- Always assume someone has capacity, unless it is proven otherwise
- Take all possible steps to ensure someone can make a decision on their own
- Do not assume lack of capacity because someone’s decision seems unwise
- Always act, or decide, for a person without capacity in their best interests
- Carefully consider options to ensure the least restrictive option is taken
If for some reason disputes arise over a decision, the matter should then be referred to the Court of Protection who will make a final decision based on the MCA and the situation at hand.
The Mental Capacity Test
To determine whether someone lacks the capacity to make their own decisions, the Mental Capacity Act sets out a test. The test will evaluate whether there is an injury or condition that is causing an impairment, or whether it is due to factors such as alcohol or drugs. When taking the test, someone must be able to:
- understand and retain information relevant to the decision

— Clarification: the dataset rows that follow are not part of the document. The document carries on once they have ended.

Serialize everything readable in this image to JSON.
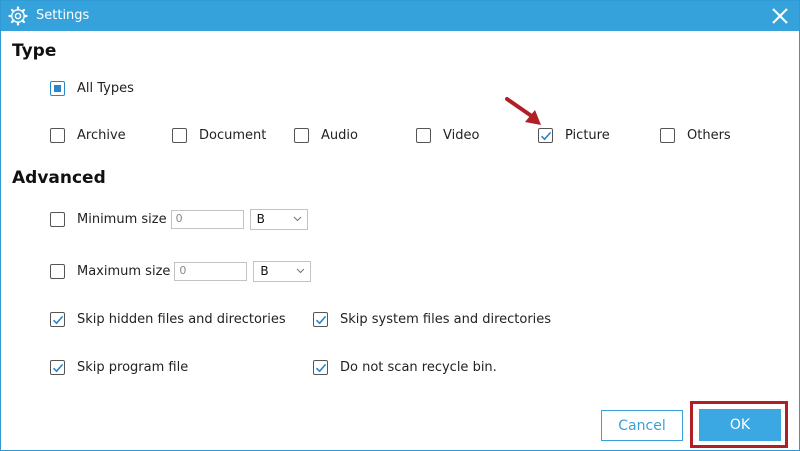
{
  "window": {
    "title": "Settings"
  },
  "type_section": {
    "heading": "Type",
    "all_types": {
      "label": "All Types",
      "state": "partial"
    },
    "options": [
      {
        "label": "Archive",
        "checked": false
      },
      {
        "label": "Document",
        "checked": false
      },
      {
        "label": "Audio",
        "checked": false
      },
      {
        "label": "Video",
        "checked": false
      },
      {
        "label": "Picture",
        "checked": true
      },
      {
        "label": "Others",
        "checked": false
      }
    ]
  },
  "advanced_section": {
    "heading": "Advanced",
    "min_size": {
      "label": "Minimum size",
      "checked": false,
      "value": "0",
      "unit": "B"
    },
    "max_size": {
      "label": "Maximum size",
      "checked": false,
      "value": "0",
      "unit": "B"
    },
    "skip_hidden": {
      "label": "Skip hidden files and directories",
      "checked": true
    },
    "skip_system": {
      "label": "Skip system files and directories",
      "checked": true
    },
    "skip_program": {
      "label": "Skip program file",
      "checked": true
    },
    "no_recycle": {
      "label": "Do not scan recycle bin.",
      "checked": true
    }
  },
  "buttons": {
    "cancel": "Cancel",
    "ok": "OK"
  },
  "colors": {
    "titlebar": "#35a2dc",
    "accent": "#2b86c7",
    "annotation": "#b01f25"
  },
  "icons": {
    "title": "gear-icon",
    "close": "close-icon",
    "annotation_arrow": "red-arrow-icon"
  }
}
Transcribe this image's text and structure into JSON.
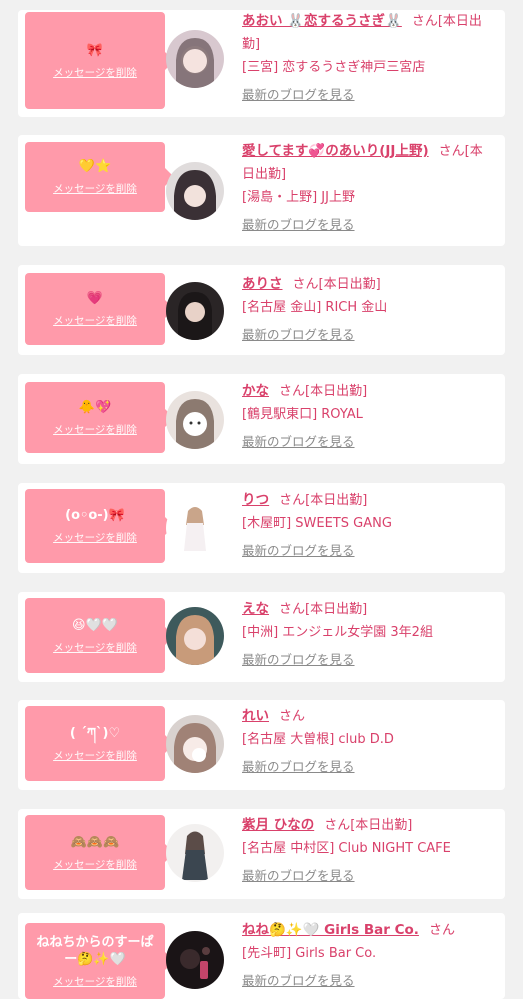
{
  "common": {
    "delete_label": "メッセージを削除",
    "blog_label": "最新のブログを見る"
  },
  "colors": {
    "background": "#f1f1f1",
    "bubble": "#ff9aaa",
    "text_accent": "#d9416b",
    "muted": "#8a8a8a"
  },
  "messages": [
    {
      "message": "🎀",
      "name": "あおい 🐰恋するうさぎ🐰",
      "suffix": "さん[本日出勤]",
      "shop": "[三宮] 恋するうさぎ神戸三宮店"
    },
    {
      "message": "💛⭐",
      "name": "愛してます💞のあいり(JJ上野)",
      "suffix": "さん[本日出勤]",
      "shop": "[湯島・上野] JJ上野"
    },
    {
      "message": "💗",
      "name": "ありさ",
      "suffix": "さん[本日出勤]",
      "shop": "[名古屋 金山] RICH 金山"
    },
    {
      "message": "🐥💖",
      "name": "かな",
      "suffix": "さん[本日出勤]",
      "shop": "[鶴見駅東口] ROYAL"
    },
    {
      "message": "(o◦o-)🎀",
      "name": "りつ",
      "suffix": "さん[本日出勤]",
      "shop": "[木屋町] SWEETS GANG"
    },
    {
      "message": "😆🤍🤍",
      "name": "えな",
      "suffix": "さん[本日出勤]",
      "shop": "[中洲] エンジェル女学園 3年2組"
    },
    {
      "message": "( ´ཀ`)♡",
      "name": "れい",
      "suffix": "さん",
      "shop": "[名古屋 大曽根] club D.D"
    },
    {
      "message": "🙈🙈🙈",
      "name": "紫月 ひなの",
      "suffix": "さん[本日出勤]",
      "shop": "[名古屋 中村区] Club NIGHT CAFE"
    },
    {
      "message": "ねねちからのすーぱー🤔✨🤍",
      "name": "ねね🤔✨🤍 Girls Bar Co.",
      "suffix": "さん",
      "shop": "[先斗町] Girls Bar Co."
    }
  ]
}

- use the information in making the decision, which might include weighing options
- communicate their decision – this doesn’t have to be verbal communication: it could include other means of communication, such as signing or writing things down.
As the scope of brain impairments and lack of capacity is so broad, it is important that these tests are carried out to ensure that there is no misinterpretation. Although formal tests are administered by professionals, you or others close to your loved one can also carry out informal tests.
It must also be recognised that there is a difference between not being able to make a decision and making an unwise decision. Everyone makes unwise decisions but this does not mean that someone lacks capacity, even if you or others do not agree.
Our Mental Capacity & Health Specialists
How can Switalskis help me?
Our Court of Protection team are knowledgeable, friendly and committed to ensuring every decision is made in the best interests of you or anyone who lacks capacity. Our team includes nationally recognised solicitors, who are strong supporters of mental health and social care charities and organisations.
Call us today on 0800 138 0458, or send us a message through our website and we will call you back.